In 2012, the U.S. Department of Energy’s Office of Science awarded a $120 million grant to a new technology center focused on battery development - headquartered at Argonne National Laboratory in suburban Chicago, Illinois. As VOA’s Kane Farabaugh reports, there scientists are making the next technological breakthroughs in energy storage.
Video

Video In NW Pakistan, Army Offensive Causes Massive Number of Displaced

Pakistan’s army offensive in North Waziristan has resulted in the large-scale displacement of the local population. VOA's Ayaz Gul reports from northwest Pakistan where authorities say around 80 percent of the estimated 1 million internally displaced persons [IDPs] have settled in Bannu district, while much of the remaining 20 percent are scattered in nearby cities.
Video

Video Kurdish Peshmerga Force Secures Kirkuk, Its Oil

The Kurdistan regional government has sent its Peshmerga troops into the adjacent province of Kirkuk to drive out insurgents, and to secure the area's rich oil fields. By doing this, the regional government has added a fourth province to the three it officially controls. The oil also provides revenue that could make an independent Kurdistan economically strong. VOA’s Jeffrey Young went out with the Peshmerga and filed this report.
Video

Video Malaysia Reeling: Second Air Disaster in Four Months

Malaysia is reeling from the second air disaster in four months involving the country’s flag carrier. Flight 340 vanished in March and despite an extensive search, no debris has been found. And on Thursday, Flight 17, likely hit by a surface-to-air missile, came apart over eastern Ukraine. The two incidents together have left more than 500 people dead. VOA Correspondent Steve Herman reports from Kuala Lumpur.
Video

Video Diplomatic Crisis Grows Over MH17 Plane Crash

The Malaysia Airlines crash in eastern Ukraine is drawing reaction from leaders around the world. With suspicions growing that a surface-to-air missile shot down the aircraft, there are increasing tensions in the international community over who is to blame. Henry Ridgwell reports for VOA from London.
Video

Video Undocumented Immigrants Face Perilous Journey to US, No Guarantees

Every day, hundreds of undocumented immigrants from Central America attempt the arduous journey through Mexico and turn themselves over to U.S. border patrol -- with the hope that they will not be turned away.

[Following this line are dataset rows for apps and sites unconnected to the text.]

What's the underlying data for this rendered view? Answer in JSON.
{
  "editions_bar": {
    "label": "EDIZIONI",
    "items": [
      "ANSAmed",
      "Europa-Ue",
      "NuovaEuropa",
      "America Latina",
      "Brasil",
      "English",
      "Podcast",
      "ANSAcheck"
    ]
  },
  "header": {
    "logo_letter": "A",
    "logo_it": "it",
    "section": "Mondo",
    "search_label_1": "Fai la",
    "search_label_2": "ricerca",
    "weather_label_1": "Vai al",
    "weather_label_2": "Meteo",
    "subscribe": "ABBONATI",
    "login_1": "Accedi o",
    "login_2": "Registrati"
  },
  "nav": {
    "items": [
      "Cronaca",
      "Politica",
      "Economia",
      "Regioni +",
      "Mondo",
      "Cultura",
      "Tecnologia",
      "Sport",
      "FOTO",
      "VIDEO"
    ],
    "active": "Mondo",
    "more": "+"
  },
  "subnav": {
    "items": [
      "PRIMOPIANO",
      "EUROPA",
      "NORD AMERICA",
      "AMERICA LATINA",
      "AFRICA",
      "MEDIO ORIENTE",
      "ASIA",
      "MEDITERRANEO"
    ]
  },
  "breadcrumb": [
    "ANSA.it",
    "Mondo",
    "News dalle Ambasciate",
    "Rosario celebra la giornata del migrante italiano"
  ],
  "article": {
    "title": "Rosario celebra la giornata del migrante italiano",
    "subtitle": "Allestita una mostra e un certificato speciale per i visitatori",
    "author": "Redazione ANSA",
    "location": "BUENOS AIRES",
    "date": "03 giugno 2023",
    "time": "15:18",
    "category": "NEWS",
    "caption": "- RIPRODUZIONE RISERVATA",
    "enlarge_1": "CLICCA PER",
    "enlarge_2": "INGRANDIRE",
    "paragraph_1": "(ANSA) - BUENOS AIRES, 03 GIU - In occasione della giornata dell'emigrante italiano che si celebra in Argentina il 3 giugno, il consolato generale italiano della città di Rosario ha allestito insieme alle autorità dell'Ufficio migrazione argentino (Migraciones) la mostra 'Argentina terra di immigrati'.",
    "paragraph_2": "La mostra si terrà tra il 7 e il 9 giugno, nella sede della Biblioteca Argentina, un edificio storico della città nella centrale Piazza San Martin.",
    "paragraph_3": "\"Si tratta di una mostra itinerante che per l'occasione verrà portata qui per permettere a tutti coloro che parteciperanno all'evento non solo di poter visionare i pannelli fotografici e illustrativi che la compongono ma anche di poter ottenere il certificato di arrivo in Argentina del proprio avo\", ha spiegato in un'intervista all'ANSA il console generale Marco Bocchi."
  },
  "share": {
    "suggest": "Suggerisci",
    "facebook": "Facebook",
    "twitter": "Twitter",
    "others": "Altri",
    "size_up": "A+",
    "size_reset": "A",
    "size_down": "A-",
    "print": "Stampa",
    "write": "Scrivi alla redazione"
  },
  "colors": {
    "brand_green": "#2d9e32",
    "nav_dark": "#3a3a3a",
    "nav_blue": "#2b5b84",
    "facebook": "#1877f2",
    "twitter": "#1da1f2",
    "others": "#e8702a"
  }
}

But the dangers they face along the way are many, and as Ramon Taylor reports from the Rio Grande Valley in Texas, their fate rests on more than just the reception they get at the US border.
Video

Video Scientists Create Blackest Material Ever

Of all the black things in the universe only the infamous "black holes" are so black that not even a tiny amount of light can bounce back. But scientists have managed to create material almost as black, and it has enormous potential use. VOA’s George Putic has more.
Video

Video Fog Collector Transforming Maasai Water Harvesting in Kenya

The Maasai people of Kenya are known for their cattle-herding, nomadic lifestyle. But it's an existence that depends on access to adequate water for their herds and flocks. Lenny Ruvaga reports for VOA, on a "fog collector."

AppleAndroid